Contact:
601-468-4581

Nicaragua Travel Guide

Wedge-shaped Nicaragua may be the largest nation in Central America but, despite recent growth, it remains one of the least visited. Still, many travellers who spend any time here find that Nicaragua’s extraordinary landscape of volcanoes, lakes, mountains and vast swathes of rainforest helps make it their favourite country on the isthmus. Compared to the Maya ruins of Guatemala or Belize, Nicaragua offers few heavyweight tourist attractions – almost no ancient structures remain, and years of revolution, civil war and natural disasters have laid waste to museums, galleries and theatres. However the country's colonial architecture is gradually being restored, while its natural riches rival those of better-known Costa Rica. And with travel still feasible on $20 a day, Nicaragua is one of the world's finest budget destinations.

Where to go in Nicaragua

Virtually every visitor passes through the capital, Managua, if only to catch a bus straight out. While the city has an intriguing atmosphere and a few sights, it’s hard work, and many quickly head for Granada, with its lakeside setting and wonderful colonial architecture. A smattering of beaches along the Pacific coast, notably cheery San Juan del Sur, continues to attract the surfing and backpacking crowds, while the beautiful Corn Islands, just off the coast of Bluefields, offer idyllic white-sand beaches framed by windswept palm trees and the azure Caribbean Sea. Culture and the arts are very much alive in Nicaragua, too; visit Masaya’s Mercado Nacional de Artesanía to find some fantastic-value high-quality crafts, or stay on the Solentiname archipelago and learn about the primitive painting traditions that have flourished there.

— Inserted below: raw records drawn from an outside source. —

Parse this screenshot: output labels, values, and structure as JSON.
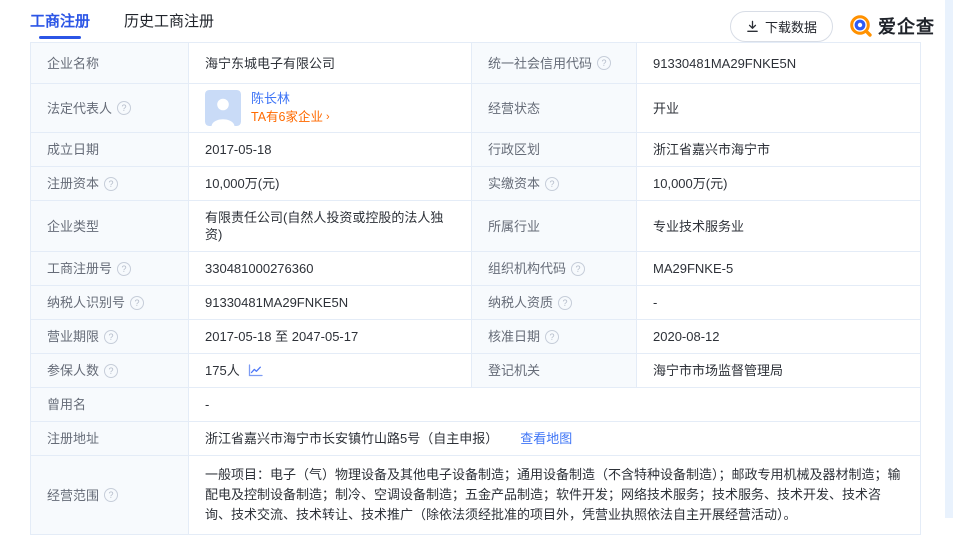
{
  "page": {
    "tabs": [
      {
        "label": "工商注册"
      },
      {
        "label": "历史工商注册"
      }
    ],
    "download_button": "下载数据",
    "brand": "爱企查"
  },
  "icons": {
    "help": "?",
    "chevron": "›"
  },
  "colors": {
    "tab_active": "#2b55e6",
    "link_blue": "#3e74f6",
    "link_orange": "#ff6a00",
    "logo_orange": "#ff9100",
    "logo_blue": "#2d5cf6"
  },
  "registration": {
    "company_name": {
      "label": "企业名称",
      "value": "海宁东城电子有限公司"
    },
    "credit_code": {
      "label": "统一社会信用代码",
      "value": "91330481MA29FNKE5N"
    },
    "legal_rep": {
      "label": "法定代表人",
      "name": "陈长林",
      "related": "TA有6家企业"
    },
    "status": {
      "label": "经营状态",
      "value": "开业"
    },
    "establish_date": {
      "label": "成立日期",
      "value": "2017-05-18"
    },
    "admin_division": {
      "label": "行政区划",
      "value": "浙江省嘉兴市海宁市"
    },
    "registered_capital": {
      "label": "注册资本",
      "value": "10,000万(元)"
    },
    "paid_capital": {
      "label": "实缴资本",
      "value": "10,000万(元)"
    },
    "company_type": {
      "label": "企业类型",
      "value": "有限责任公司(自然人投资或控股的法人独资)"
    },
    "industry": {
      "label": "所属行业",
      "value": "专业技术服务业"
    },
    "reg_number": {
      "label": "工商注册号",
      "value": "330481000276360"
    },
    "org_code": {
      "label": "组织机构代码",
      "value": "MA29FNKE-5"
    },
    "taxpayer_id": {
      "label": "纳税人识别号",
      "value": "91330481MA29FNKE5N"
    },
    "taxpayer_qualification": {
      "label": "纳税人资质",
      "value": "-"
    },
    "business_term": {
      "label": "营业期限",
      "value": "2017-05-18 至 2047-05-17"
    },
    "approval_date": {
      "label": "核准日期",
      "value": "2020-08-12"
    },
    "insured_count": {
      "label": "参保人数",
      "value": "175人"
    },
    "registration_authority": {
      "label": "登记机关",
      "value": "海宁市市场监督管理局"
    },
    "former_name": {
      "label": "曾用名",
      "value": "-"
    },
    "registered_address": {
      "label": "注册地址",
      "value": "浙江省嘉兴市海宁市长安镇竹山路5号（自主申报）",
      "map_link": "查看地图"
    },
    "business_scope": {
      "label": "经营范围",
      "value": "一般项目：电子（气）物理设备及其他电子设备制造；通用设备制造（不含特种设备制造）；邮政专用机械及器材制造；输配电及控制设备制造；制冷、空调设备制造；五金产品制造；软件开发；网络技术服务；技术服务、技术开发、技术咨询、技术交流、技术转让、技术推广（除依法须经批准的项目外，凭营业执照依法自主开展经营活动）。"
    }
  }
}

Read More : Panama Travel Guide 2020

Buzzing León is often considered the country’s cultural capital – look for the famous murals depicting Nicaragua’s turbulent political history. Ecotourism, volcano-viewing and hiking are the attractions of the Isla de Ometepe, with its thrilling twin peaks rising out of the freshwater lake, while further east, up the lush Río San Juan, sits El Castillo, a small town with a great fortress. In the central region, where much of the country’s export-grade coffee is grown, the climate is refreshingly cool; hiking and birdwatching are the main activities near the mountain town of Matagalpa.

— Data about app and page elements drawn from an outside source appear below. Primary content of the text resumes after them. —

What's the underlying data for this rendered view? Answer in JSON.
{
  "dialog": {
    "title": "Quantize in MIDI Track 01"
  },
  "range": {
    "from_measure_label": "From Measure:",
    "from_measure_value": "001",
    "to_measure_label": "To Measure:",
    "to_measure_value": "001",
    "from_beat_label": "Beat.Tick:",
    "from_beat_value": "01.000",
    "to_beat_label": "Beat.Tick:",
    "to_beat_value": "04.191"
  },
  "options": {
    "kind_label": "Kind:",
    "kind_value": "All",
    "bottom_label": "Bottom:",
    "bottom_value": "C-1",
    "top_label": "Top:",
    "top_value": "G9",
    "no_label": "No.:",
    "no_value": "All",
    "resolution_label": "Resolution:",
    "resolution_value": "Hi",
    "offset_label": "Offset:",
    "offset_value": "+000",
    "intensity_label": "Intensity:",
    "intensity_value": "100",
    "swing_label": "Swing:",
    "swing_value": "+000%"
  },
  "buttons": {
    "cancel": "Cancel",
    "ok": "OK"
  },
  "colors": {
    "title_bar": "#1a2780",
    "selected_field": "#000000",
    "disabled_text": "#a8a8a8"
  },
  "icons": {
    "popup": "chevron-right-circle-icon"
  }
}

Stepping off Nicaragua’s beaten track is appealingly easy – the peaceful waters of the Pearl Lagoon and lush highlands of Miraflor reserve are fine spots for exploration, but really are just the tip of the iceberg. More than anything, the pleasures and rewards of travelling in Nicaragua come from interacting with its inhabitants – who tend to be engagingly witty and very hospitable. This is a country where a bus journey can turn into a conversational epic and a light meal into a rum-soaked carnival, a stroll round the street can be interrupted by a costumed giant and a marching band, and a short boat ride can seem like a trip into another world.



YÊU CẦU HỎI GIÁ DỊCH VỤ